▶ _What the task asks_: The answer must be a single number: the count of lines in these records that hold "java".

Saved entries:

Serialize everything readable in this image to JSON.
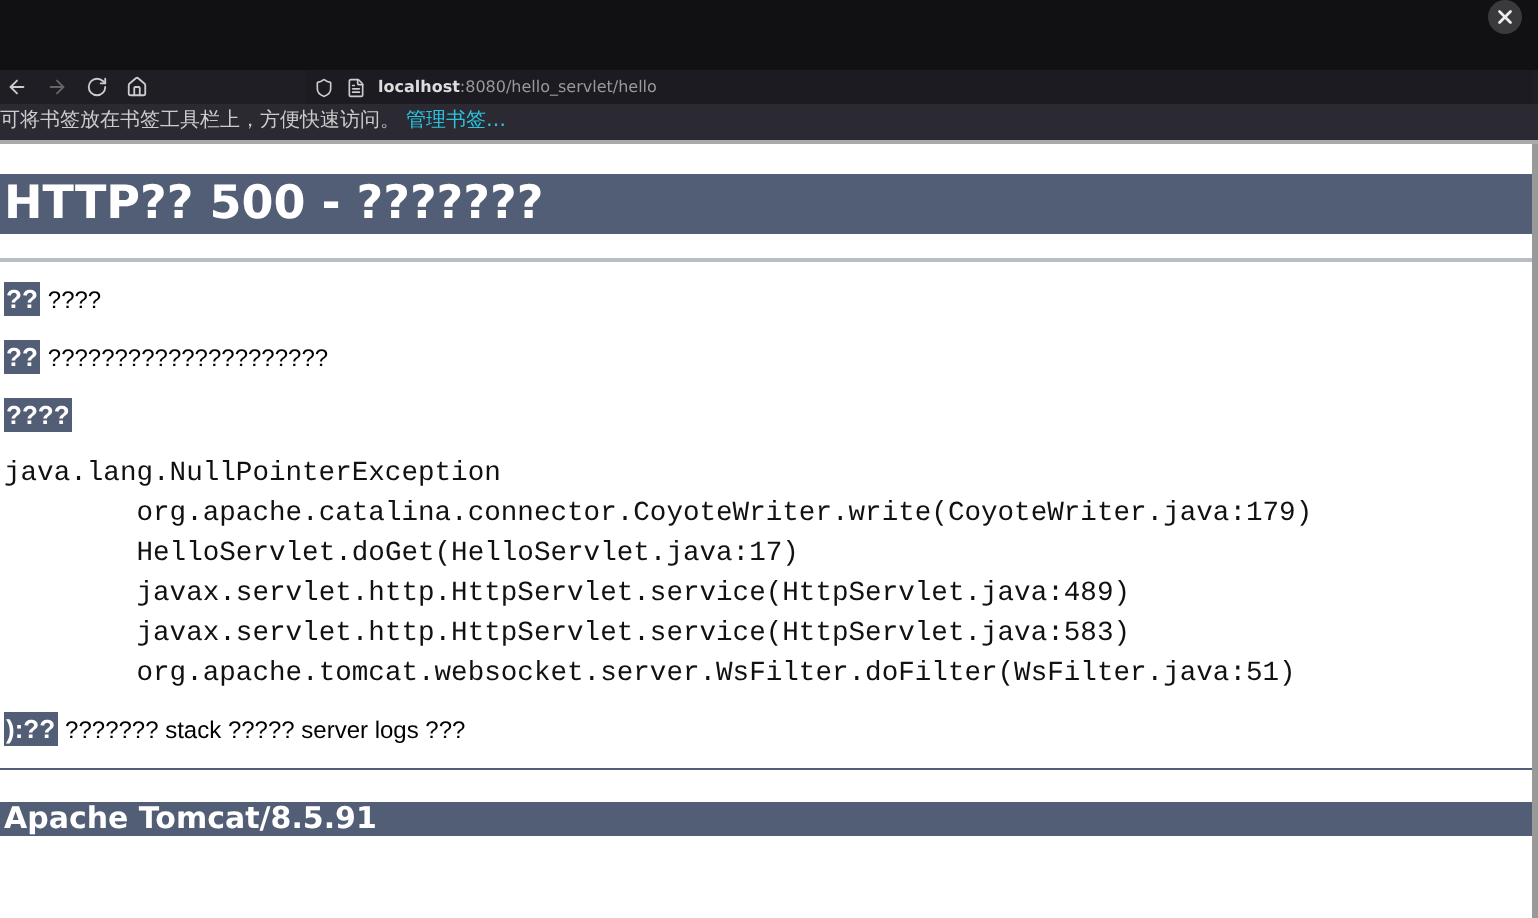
{
  "browser": {
    "url_host": "localhost",
    "url_path": ":8080/hello_servlet/hello",
    "bookmarks_hint": "可将书签放在书签工具栏上，方便快速访问。",
    "bookmarks_link": "管理书签…"
  },
  "page": {
    "title": "HTTP?? 500 - ???????",
    "fields": [
      {
        "label": "??",
        "text": "????"
      },
      {
        "label": "??",
        "text": "?????????????????????"
      }
    ],
    "exception_label": "????",
    "stack": [
      "java.lang.NullPointerException",
      "\torg.apache.catalina.connector.CoyoteWriter.write(CoyoteWriter.java:179)",
      "\tHelloServlet.doGet(HelloServlet.java:17)",
      "\tjavax.servlet.http.HttpServlet.service(HttpServlet.java:489)",
      "\tjavax.servlet.http.HttpServlet.service(HttpServlet.java:583)",
      "\torg.apache.tomcat.websocket.server.WsFilter.doFilter(WsFilter.java:51)"
    ],
    "note": {
      "label": "):??",
      "text": "??????? stack ????? server logs ???"
    },
    "footer": "Apache Tomcat/8.5.91"
  }
}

▶ _Answer for the task_: 6